Web page and app entries:
----

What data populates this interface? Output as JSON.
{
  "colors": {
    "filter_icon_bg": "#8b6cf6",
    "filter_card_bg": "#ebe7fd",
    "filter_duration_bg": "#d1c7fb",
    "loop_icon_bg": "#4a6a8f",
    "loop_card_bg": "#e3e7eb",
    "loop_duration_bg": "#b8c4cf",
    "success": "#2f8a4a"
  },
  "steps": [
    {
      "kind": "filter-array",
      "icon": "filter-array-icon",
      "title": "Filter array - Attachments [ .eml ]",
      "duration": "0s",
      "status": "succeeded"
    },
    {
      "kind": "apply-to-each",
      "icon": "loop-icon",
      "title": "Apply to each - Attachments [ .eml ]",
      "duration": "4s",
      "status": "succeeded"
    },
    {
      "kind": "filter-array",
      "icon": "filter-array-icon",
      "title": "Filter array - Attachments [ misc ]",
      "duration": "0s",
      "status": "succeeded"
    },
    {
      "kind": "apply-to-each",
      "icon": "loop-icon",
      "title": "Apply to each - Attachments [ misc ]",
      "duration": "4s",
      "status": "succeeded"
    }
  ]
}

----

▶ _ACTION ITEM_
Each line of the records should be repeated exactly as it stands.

▶ _RESPONSE AREA_
What data populates this interface? Output as JSON.
{
  "colors": {
    "filter_icon_bg": "#8b6cf6",
    "filter_card_bg": "#ebe7fd",
    "filter_duration_bg": "#d1c7fb",
    "loop_icon_bg": "#4a6a8f",
    "loop_card_bg": "#e3e7eb",
    "loop_duration_bg": "#b8c4cf",
    "success": "#2f8a4a"
  },
  "steps": [
    {
      "kind": "filter-array",
      "icon": "filter-array-icon",
      "title": "Filter array - Attachments [ .eml ]",
      "duration": "0s",
      "status": "succeeded"
    },
    {
      "kind": "apply-to-each",
      "icon": "loop-icon",
      "title": "Apply to each - Attachments [ .eml ]",
      "duration": "4s",
      "status": "succeeded"
    },
    {
      "kind": "filter-array",
      "icon": "filter-array-icon",
      "title": "Filter array - Attachments [ misc ]",
      "duration": "0s",
      "status": "succeeded"
    },
    {
      "kind": "apply-to-each",
      "icon": "loop-icon",
      "title": "Apply to each - Attachments [ misc ]",
      "duration": "4s",
      "status": "succeeded"
    }
  ]
}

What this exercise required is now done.